Why Use Non-Human Characters in Your Writing?

I’ve mentioned before that I’ll be doing a conference session at this year’s Colorado Gold with Rita Award winning author Robin Owens. We’ll talk about the good, bad & ugly of non-human characters.  There are several great reasons to add non-human characters to your writing.  Here are a few:

Picture of Labra-Doodle, Henry1. Audience Interest in Non-Humans

The pet industry alone in the United States is a $60 BILLION industry. Can you imagine? I sure wouldn’t mind having one one-hundredth of one of those billions.  Do you think I’m cute and fuzzy enough to do that?

We adopt pets for fees large and small, and then we feed, bed, play, and otherwise engage with our “children” for many years.  All that care adds up financially, but it also shows that our hearts are fully engaged.

From the beginning of story telling through today’s blockbuster movies, animals, ghosts, monsters and other non-humans have captured our interest. Do you remember when Jaws came out?  Perhaps you learned Aesop’s Fables as a child.  Did you see the movie, War Horse? And who hasn’t experienced some version of Frankenstein, vampires, or ghosts? Every writer would do well to study non-humans and bring that knowledge forward into his or her writing.  There is definitely an audience for non-human writing.

2. Non-Humans Layer Your Writing

A little spice

A little spice

As part of a critique group, I see a lot of great stories that are just missing a little “something.”  There are exciting plots and great protagonists, even some good narrative. But the story doesn’t sparkle.  It’s missing a little–spice.

Animals can add that spice to your work.  Think about the people you know.  Who’s allergic to cats?  Who’s afraid of dogs?  Ever seen someone literally climb on a chair when they see a mouse? For $5 you can come to my house this winter.  Point is, we humans have a wide array of reactions to animals.  When you add in ghosts or monsters, we become even richer in our existences.

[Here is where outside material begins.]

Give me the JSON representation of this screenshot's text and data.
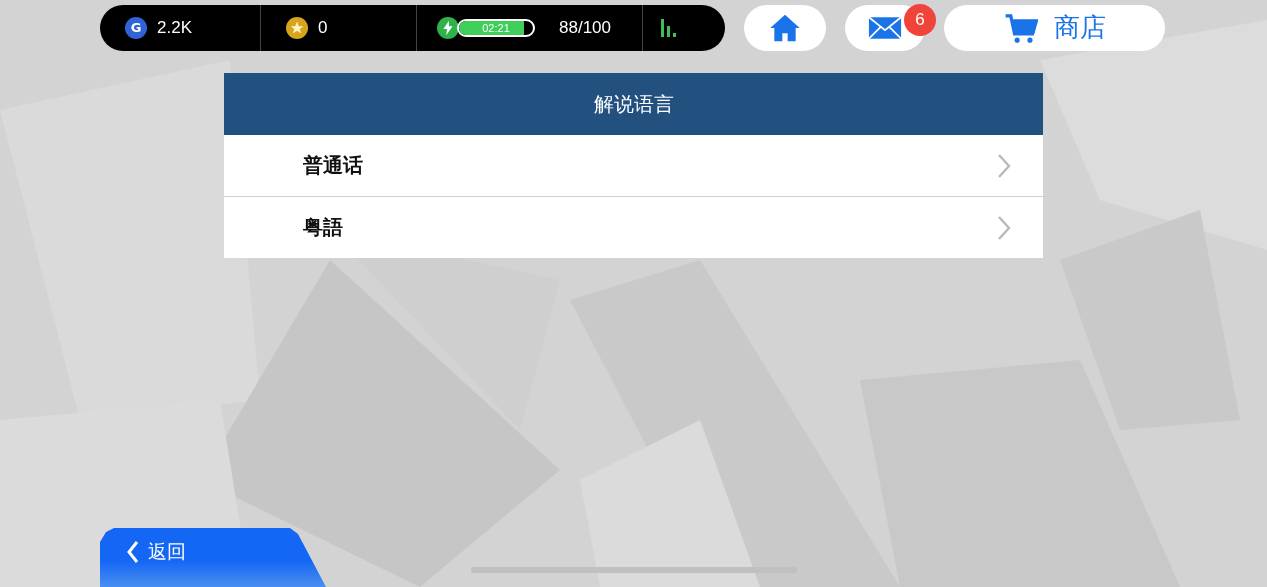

If you can challenge yourself to write about non-humans, you’ll automatically enrich your human characters around them.

3. Non-Humans Help Explore Bigger Issues

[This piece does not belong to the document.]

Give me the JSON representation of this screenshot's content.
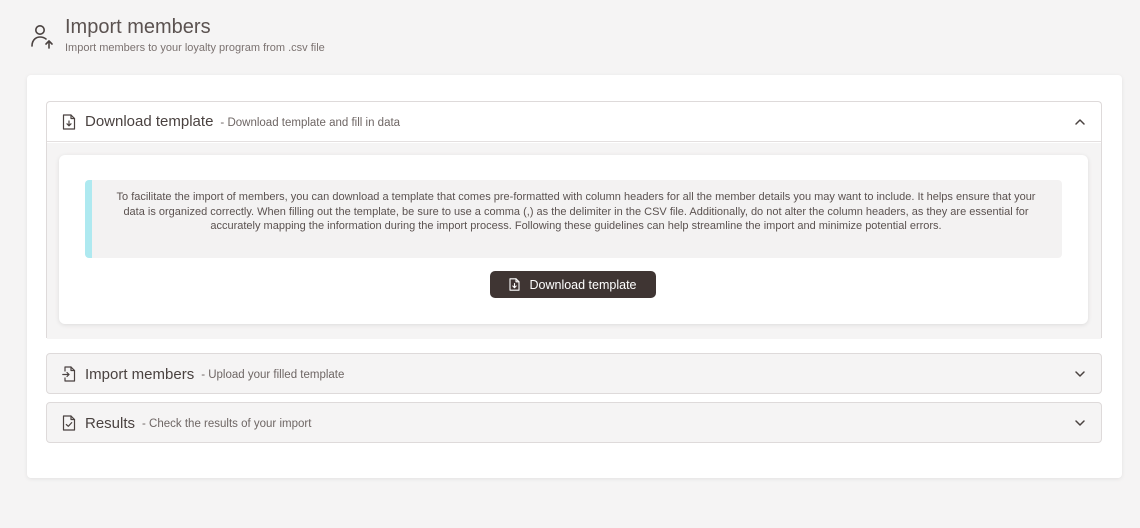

Trash in Rome

We’re all a part of climate change.

Just as in the days of Aesop, non-human characters can provide a mirror into our own human conditions.  I’m thinking about vampires who never die, but steal life away from others.  They show us just how evil it is to use others for gaining a false sense of richness in our own lives.

Or how about when a regretful ghost haunts us into re-examining our own lives as only Jacob Marley could do for Ebenezer Scrooge?

In Jaws, the island residents of Amity experience the terror of evil invasion, and threatening to destroy their very way of life.  Good people, not superheroes, need to collect their courage in the face of this threat and protect their homes and lives.

Now, It’s Your Turn

Your world is full of “monsters,” animals, and other non-humans (perhaps robots?).  How ’bout using your writing session today to develop a non-human character who shows how you feel about climate change, politics, or equal rights?  Create a story where this non-human may be significant, but the story is from a human perspective.  Then try the story again from the non-human perspective and see what you discover about the issue and about yourself.

Enjoy a deeper, richer, imaginary week, my friend.